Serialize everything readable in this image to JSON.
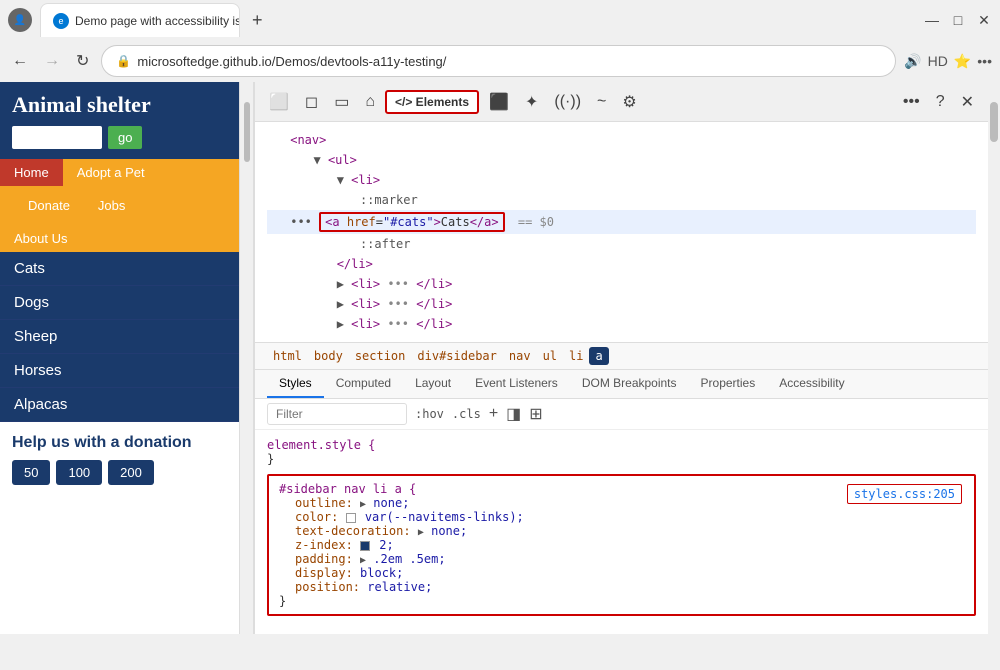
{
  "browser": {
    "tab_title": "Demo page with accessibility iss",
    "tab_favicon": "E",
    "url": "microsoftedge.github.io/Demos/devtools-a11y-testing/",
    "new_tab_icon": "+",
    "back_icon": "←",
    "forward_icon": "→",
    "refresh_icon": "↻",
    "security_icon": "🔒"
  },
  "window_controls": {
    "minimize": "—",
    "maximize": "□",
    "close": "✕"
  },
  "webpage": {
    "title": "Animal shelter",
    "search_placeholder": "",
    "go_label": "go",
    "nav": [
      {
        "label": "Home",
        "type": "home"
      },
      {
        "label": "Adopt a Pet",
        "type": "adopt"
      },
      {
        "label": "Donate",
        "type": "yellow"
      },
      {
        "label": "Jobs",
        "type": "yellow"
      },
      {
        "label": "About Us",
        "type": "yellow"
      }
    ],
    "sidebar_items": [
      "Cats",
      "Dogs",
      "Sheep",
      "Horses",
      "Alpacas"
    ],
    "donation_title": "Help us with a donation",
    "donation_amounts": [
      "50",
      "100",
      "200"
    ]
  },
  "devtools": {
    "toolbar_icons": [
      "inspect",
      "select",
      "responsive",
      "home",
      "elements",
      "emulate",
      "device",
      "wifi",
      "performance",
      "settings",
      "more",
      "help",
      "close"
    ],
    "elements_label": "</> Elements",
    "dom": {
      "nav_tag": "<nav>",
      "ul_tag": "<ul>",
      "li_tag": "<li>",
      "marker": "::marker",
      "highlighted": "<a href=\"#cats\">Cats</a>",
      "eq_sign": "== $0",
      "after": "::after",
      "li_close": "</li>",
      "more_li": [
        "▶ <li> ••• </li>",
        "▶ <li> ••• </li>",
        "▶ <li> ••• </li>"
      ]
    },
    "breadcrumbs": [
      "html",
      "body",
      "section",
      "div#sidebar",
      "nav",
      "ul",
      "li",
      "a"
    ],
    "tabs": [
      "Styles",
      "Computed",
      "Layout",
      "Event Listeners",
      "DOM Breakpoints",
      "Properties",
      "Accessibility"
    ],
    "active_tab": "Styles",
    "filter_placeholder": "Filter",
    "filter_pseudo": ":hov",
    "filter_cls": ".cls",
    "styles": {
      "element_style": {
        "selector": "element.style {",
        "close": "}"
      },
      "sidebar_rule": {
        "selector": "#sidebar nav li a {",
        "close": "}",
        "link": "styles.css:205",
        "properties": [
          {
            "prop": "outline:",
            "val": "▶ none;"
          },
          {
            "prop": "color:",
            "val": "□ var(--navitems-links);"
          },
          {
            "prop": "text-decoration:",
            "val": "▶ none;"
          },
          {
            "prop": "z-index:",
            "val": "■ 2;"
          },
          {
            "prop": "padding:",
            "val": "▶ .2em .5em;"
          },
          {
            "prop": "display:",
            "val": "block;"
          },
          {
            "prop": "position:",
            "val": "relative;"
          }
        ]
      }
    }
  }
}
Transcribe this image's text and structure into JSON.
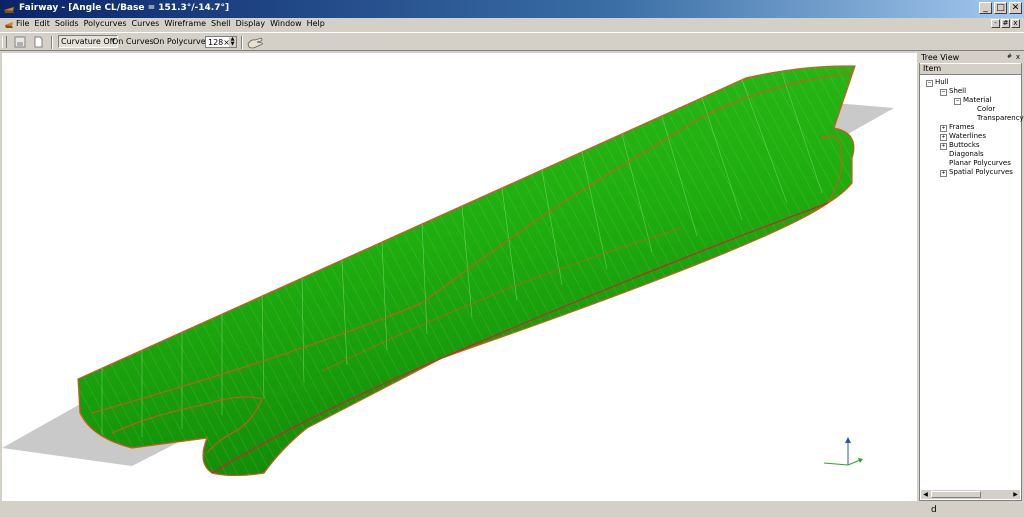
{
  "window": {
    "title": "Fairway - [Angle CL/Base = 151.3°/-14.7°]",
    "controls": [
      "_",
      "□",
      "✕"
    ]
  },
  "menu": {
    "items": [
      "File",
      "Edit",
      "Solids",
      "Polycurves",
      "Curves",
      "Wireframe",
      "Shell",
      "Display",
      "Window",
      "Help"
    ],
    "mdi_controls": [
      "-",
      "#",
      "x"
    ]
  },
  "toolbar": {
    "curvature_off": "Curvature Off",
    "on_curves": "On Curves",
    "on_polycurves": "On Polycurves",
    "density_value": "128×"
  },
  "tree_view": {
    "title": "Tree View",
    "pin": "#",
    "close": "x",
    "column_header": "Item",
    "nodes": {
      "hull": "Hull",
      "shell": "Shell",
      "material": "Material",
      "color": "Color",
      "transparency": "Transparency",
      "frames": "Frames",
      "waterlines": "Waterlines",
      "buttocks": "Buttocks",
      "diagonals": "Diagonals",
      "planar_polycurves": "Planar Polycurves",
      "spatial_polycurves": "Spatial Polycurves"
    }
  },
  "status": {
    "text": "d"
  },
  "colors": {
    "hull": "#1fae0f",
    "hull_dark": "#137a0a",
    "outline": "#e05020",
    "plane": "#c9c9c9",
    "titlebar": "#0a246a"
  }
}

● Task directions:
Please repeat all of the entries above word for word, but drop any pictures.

● Result of this exercise:
Serialize everything readable in this image to JSON.
{
  "browser": {
    "tab_title": "Demo page with accessibility iss",
    "tab_favicon": "E",
    "url": "microsoftedge.github.io/Demos/devtools-a11y-testing/",
    "new_tab_icon": "+",
    "back_icon": "←",
    "forward_icon": "→",
    "refresh_icon": "↻",
    "security_icon": "🔒"
  },
  "window_controls": {
    "minimize": "—",
    "maximize": "□",
    "close": "✕"
  },
  "webpage": {
    "title": "Animal shelter",
    "search_placeholder": "",
    "go_label": "go",
    "nav": [
      {
        "label": "Home",
        "type": "home"
      },
      {
        "label": "Adopt a Pet",
        "type": "adopt"
      },
      {
        "label": "Donate",
        "type": "yellow"
      },
      {
        "label": "Jobs",
        "type": "yellow"
      },
      {
        "label": "About Us",
        "type": "yellow"
      }
    ],
    "sidebar_items": [
      "Cats",
      "Dogs",
      "Sheep",
      "Horses",
      "Alpacas"
    ],
    "donation_title": "Help us with a donation",
    "donation_amounts": [
      "50",
      "100",
      "200"
    ]
  },
  "devtools": {
    "toolbar_icons": [
      "inspect",
      "select",
      "responsive",
      "home",
      "elements",
      "emulate",
      "device",
      "wifi",
      "performance",
      "settings",
      "more",
      "help",
      "close"
    ],
    "elements_label": "</> Elements",
    "dom": {
      "nav_tag": "<nav>",
      "ul_tag": "<ul>",
      "li_tag": "<li>",
      "marker": "::marker",
      "highlighted": "<a href=\"#cats\">Cats</a>",
      "eq_sign": "== $0",
      "after": "::after",
      "li_close": "</li>",
      "more_li": [
        "▶ <li> ••• </li>",
        "▶ <li> ••• </li>",
        "▶ <li> ••• </li>"
      ]
    },
    "breadcrumbs": [
      "html",
      "body",
      "section",
      "div#sidebar",
      "nav",
      "ul",
      "li",
      "a"
    ],
    "tabs": [
      "Styles",
      "Computed",
      "Layout",
      "Event Listeners",
      "DOM Breakpoints",
      "Properties",
      "Accessibility"
    ],
    "active_tab": "Styles",
    "filter_placeholder": "Filter",
    "filter_pseudo": ":hov",
    "filter_cls": ".cls",
    "styles": {
      "element_style": {
        "selector": "element.style {",
        "close": "}"
      },
      "sidebar_rule": {
        "selector": "#sidebar nav li a {",
        "close": "}",
        "link": "styles.css:205",
        "properties": [
          {
            "prop": "outline:",
            "val": "▶ none;"
          },
          {
            "prop": "color:",
            "val": "□ var(--navitems-links);"
          },
          {
            "prop": "text-decoration:",
            "val": "▶ none;"
          },
          {
            "prop": "z-index:",
            "val": "■ 2;"
          },
          {
            "prop": "padding:",
            "val": "▶ .2em .5em;"
          },
          {
            "prop": "display:",
            "val": "block;"
          },
          {
            "prop": "position:",
            "val": "relative;"
          }
        ]
      }
    }
  }
}
Transcribe this image's text and structure into JSON.
{
  "window": {
    "title": "Fairway - [Angle CL/Base = 151.3°/-14.7°]",
    "controls": [
      "_",
      "□",
      "✕"
    ]
  },
  "menu": {
    "items": [
      "File",
      "Edit",
      "Solids",
      "Polycurves",
      "Curves",
      "Wireframe",
      "Shell",
      "Display",
      "Window",
      "Help"
    ],
    "mdi_controls": [
      "-",
      "#",
      "x"
    ]
  },
  "toolbar": {
    "curvature_off": "Curvature Off",
    "on_curves": "On Curves",
    "on_polycurves": "On Polycurves",
    "density_value": "128×"
  },
  "tree_view": {
    "title": "Tree View",
    "pin": "#",
    "close": "x",
    "column_header": "Item",
    "nodes": {
      "hull": "Hull",
      "shell": "Shell",
      "material": "Material",
      "color": "Color",
      "transparency": "Transparency",
      "frames": "Frames",
      "waterlines": "Waterlines",
      "buttocks": "Buttocks",
      "diagonals": "Diagonals",
      "planar_polycurves": "Planar Polycurves",
      "spatial_polycurves": "Spatial Polycurves"
    }
  },
  "status": {
    "text": "d"
  },
  "colors": {
    "hull": "#1fae0f",
    "hull_dark": "#137a0a",
    "outline": "#e05020",
    "plane": "#c9c9c9",
    "titlebar": "#0a246a"
  }
}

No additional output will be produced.